── Exercise input ──
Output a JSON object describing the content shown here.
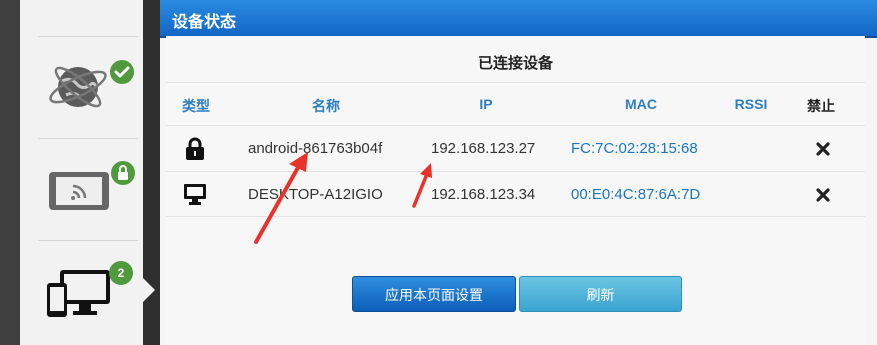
{
  "panel": {
    "title": "设备状态"
  },
  "section": {
    "title": "已连接设备"
  },
  "table": {
    "headers": {
      "type": "类型",
      "name": "名称",
      "ip": "IP",
      "mac": "MAC",
      "rssi": "RSSI",
      "block": "禁止"
    },
    "rows": [
      {
        "type_icon": "lock-icon",
        "name": "android-861763b04f",
        "ip": "192.168.123.27",
        "mac": "FC:7C:02:28:15:68",
        "rssi": ""
      },
      {
        "type_icon": "desktop-icon",
        "name": "DESKTOP-A12IGIO",
        "ip": "192.168.123.34",
        "mac": "00:E0:4C:87:6A:7D",
        "rssi": ""
      }
    ]
  },
  "buttons": {
    "apply": "应用本页面设置",
    "refresh": "刷新"
  },
  "sidebar": {
    "items": [
      {
        "icon": "globe-network-icon",
        "badge": "check"
      },
      {
        "icon": "tablet-wifi-icon",
        "badge": "lock"
      },
      {
        "icon": "devices-icon",
        "badge": "2"
      }
    ]
  },
  "colors": {
    "header": "#1a75d2",
    "accent": "#2f7fbf",
    "badge": "#4e9a3c",
    "annotation": "#e8332a"
  }
}
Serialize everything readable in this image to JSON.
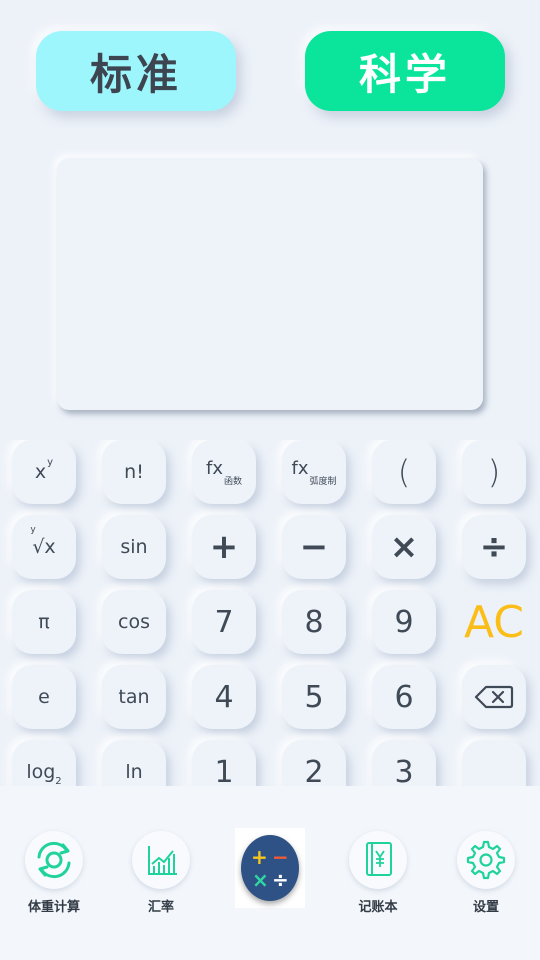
{
  "mode_tabs": {
    "standard": "标准",
    "scientific": "科学"
  },
  "display": {
    "expression": "",
    "result": ""
  },
  "keys": {
    "pow_base": "x",
    "pow_exp": "y",
    "factorial": "n!",
    "fx_func_main": "fx",
    "fx_func_sub": "函数",
    "fx_rad_main": "fx",
    "fx_rad_sub": "弧度制",
    "lparen": "(",
    "rparen": ")",
    "root_index": "y",
    "root_body": "√x",
    "sin": "sin",
    "plus": "+",
    "minus": "−",
    "multiply": "×",
    "divide": "÷",
    "pi": "π",
    "cos": "cos",
    "n7": "7",
    "n8": "8",
    "n9": "9",
    "clear": "AC",
    "e": "e",
    "tan": "tan",
    "n4": "4",
    "n5": "5",
    "n6": "6",
    "log_main": "log",
    "log_sub": "2",
    "ln": "ln",
    "n1": "1",
    "n2": "2",
    "n3": "3"
  },
  "bottom_nav": {
    "items": [
      {
        "label": "体重计算",
        "icon": "weight-refresh-icon"
      },
      {
        "label": "汇率",
        "icon": "exchange-chart-icon"
      },
      {
        "label": "",
        "icon": "calculator-operators-icon"
      },
      {
        "label": "记账本",
        "icon": "ledger-yen-icon"
      },
      {
        "label": "设置",
        "icon": "gear-icon"
      }
    ]
  },
  "calculator_icon_glyphs": {
    "plus": "+",
    "minus": "−",
    "times": "×",
    "divide": "÷"
  },
  "colors": {
    "background": "#edf2f9",
    "standard_tab": "#9ef6fd",
    "scientific_tab": "#0be59b",
    "clear_key": "#fbbd18",
    "accent_green": "#1fd39a",
    "center_icon": "#2f5286"
  }
}
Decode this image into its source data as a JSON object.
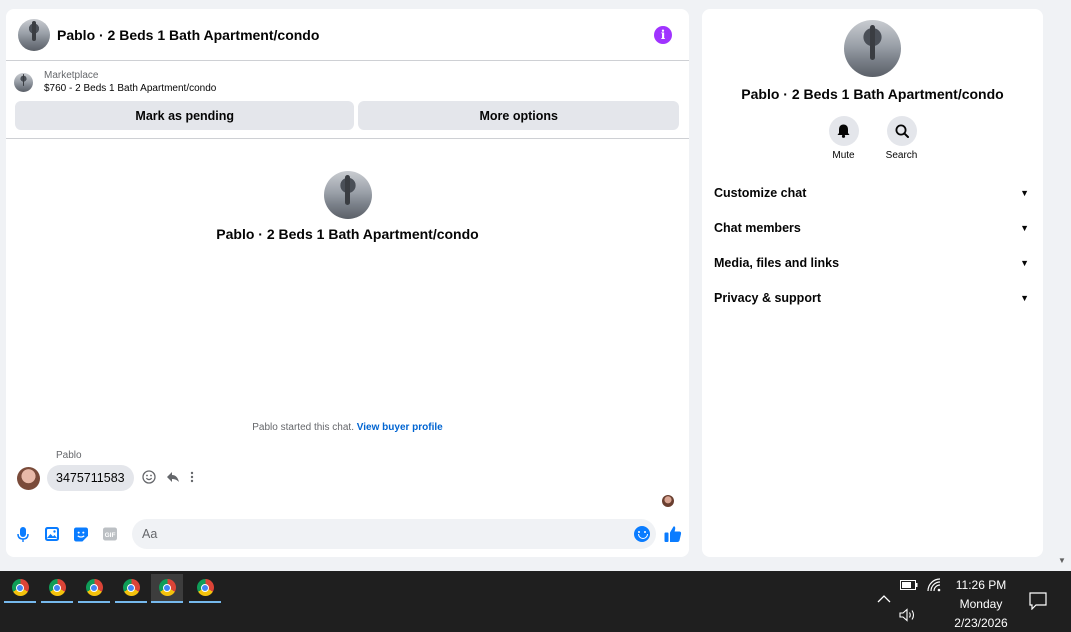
{
  "chat": {
    "title": "Pablo · 2 Beds 1 Bath Apartment/condo",
    "listing": {
      "kind": "Marketplace",
      "price_title": "$760 - 2 Beds 1 Bath Apartment/condo"
    },
    "actions": {
      "pending": "Mark as pending",
      "more": "More options"
    },
    "intro_title": "Pablo · 2 Beds 1 Bath Apartment/condo",
    "started_text": "Pablo started this chat.",
    "view_profile": "View buyer profile",
    "message": {
      "sender": "Pablo",
      "text": "3475711583"
    },
    "composer": {
      "placeholder": "Aa"
    },
    "accent_color": "#0a7cff",
    "info_color": "#a033ff"
  },
  "info_panel": {
    "title": "Pablo · 2 Beds 1 Bath Apartment/condo",
    "actions": [
      {
        "label": "Mute",
        "icon": "bell-icon"
      },
      {
        "label": "Search",
        "icon": "search-icon"
      }
    ],
    "sections": [
      "Customize chat",
      "Chat members",
      "Media, files and links",
      "Privacy & support"
    ]
  },
  "taskbar": {
    "apps": [
      "chrome-icon",
      "chrome-icon",
      "chrome-icon",
      "chrome-icon",
      "chrome-icon",
      "chrome-icon"
    ],
    "time": "11:26 PM",
    "day": "Monday",
    "date": "2/23/2026"
  }
}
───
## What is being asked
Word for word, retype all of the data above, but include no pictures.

## Reply to the exercise
Output a JSON object describing the content shown here.
{
  "panel": {
    "title": "设备状态"
  },
  "section": {
    "title": "已连接设备"
  },
  "table": {
    "headers": {
      "type": "类型",
      "name": "名称",
      "ip": "IP",
      "mac": "MAC",
      "rssi": "RSSI",
      "block": "禁止"
    },
    "rows": [
      {
        "type_icon": "lock-icon",
        "name": "android-861763b04f",
        "ip": "192.168.123.27",
        "mac": "FC:7C:02:28:15:68",
        "rssi": ""
      },
      {
        "type_icon": "desktop-icon",
        "name": "DESKTOP-A12IGIO",
        "ip": "192.168.123.34",
        "mac": "00:E0:4C:87:6A:7D",
        "rssi": ""
      }
    ]
  },
  "buttons": {
    "apply": "应用本页面设置",
    "refresh": "刷新"
  },
  "sidebar": {
    "items": [
      {
        "icon": "globe-network-icon",
        "badge": "check"
      },
      {
        "icon": "tablet-wifi-icon",
        "badge": "lock"
      },
      {
        "icon": "devices-icon",
        "badge": "2"
      }
    ]
  },
  "colors": {
    "header": "#1a75d2",
    "accent": "#2f7fbf",
    "badge": "#4e9a3c",
    "annotation": "#e8332a"
  }
}
Serialize everything readable in this image to JSON.
{
  "mode_tabs": {
    "standard": "标准",
    "scientific": "科学"
  },
  "display": {
    "expression": "",
    "result": ""
  },
  "keys": {
    "pow_base": "x",
    "pow_exp": "y",
    "factorial": "n!",
    "fx_func_main": "fx",
    "fx_func_sub": "函数",
    "fx_rad_main": "fx",
    "fx_rad_sub": "弧度制",
    "lparen": "(",
    "rparen": ")",
    "root_index": "y",
    "root_body": "√x",
    "sin": "sin",
    "plus": "+",
    "minus": "−",
    "multiply": "×",
    "divide": "÷",
    "pi": "π",
    "cos": "cos",
    "n7": "7",
    "n8": "8",
    "n9": "9",
    "clear": "AC",
    "e": "e",
    "tan": "tan",
    "n4": "4",
    "n5": "5",
    "n6": "6",
    "log_main": "log",
    "log_sub": "2",
    "ln": "ln",
    "n1": "1",
    "n2": "2",
    "n3": "3"
  },
  "bottom_nav": {
    "items": [
      {
        "label": "体重计算",
        "icon": "weight-refresh-icon"
      },
      {
        "label": "汇率",
        "icon": "exchange-chart-icon"
      },
      {
        "label": "",
        "icon": "calculator-operators-icon"
      },
      {
        "label": "记账本",
        "icon": "ledger-yen-icon"
      },
      {
        "label": "设置",
        "icon": "gear-icon"
      }
    ]
  },
  "calculator_icon_glyphs": {
    "plus": "+",
    "minus": "−",
    "times": "×",
    "divide": "÷"
  },
  "colors": {
    "background": "#edf2f9",
    "standard_tab": "#9ef6fd",
    "scientific_tab": "#0be59b",
    "clear_key": "#fbbd18",
    "accent_green": "#1fd39a",
    "center_icon": "#2f5286"
  }
}
Decode this image into its source data as a JSON object.
{
  "chat": {
    "title": "Pablo · 2 Beds 1 Bath Apartment/condo",
    "listing": {
      "kind": "Marketplace",
      "price_title": "$760 - 2 Beds 1 Bath Apartment/condo"
    },
    "actions": {
      "pending": "Mark as pending",
      "more": "More options"
    },
    "intro_title": "Pablo · 2 Beds 1 Bath Apartment/condo",
    "started_text": "Pablo started this chat.",
    "view_profile": "View buyer profile",
    "message": {
      "sender": "Pablo",
      "text": "3475711583"
    },
    "composer": {
      "placeholder": "Aa"
    },
    "accent_color": "#0a7cff",
    "info_color": "#a033ff"
  },
  "info_panel": {
    "title": "Pablo · 2 Beds 1 Bath Apartment/condo",
    "actions": [
      {
        "label": "Mute",
        "icon": "bell-icon"
      },
      {
        "label": "Search",
        "icon": "search-icon"
      }
    ],
    "sections": [
      "Customize chat",
      "Chat members",
      "Media, files and links",
      "Privacy & support"
    ]
  },
  "taskbar": {
    "apps": [
      "chrome-icon",
      "chrome-icon",
      "chrome-icon",
      "chrome-icon",
      "chrome-icon",
      "chrome-icon"
    ],
    "time": "11:26 PM",
    "day": "Monday",
    "date": "2/23/2026"
  }
}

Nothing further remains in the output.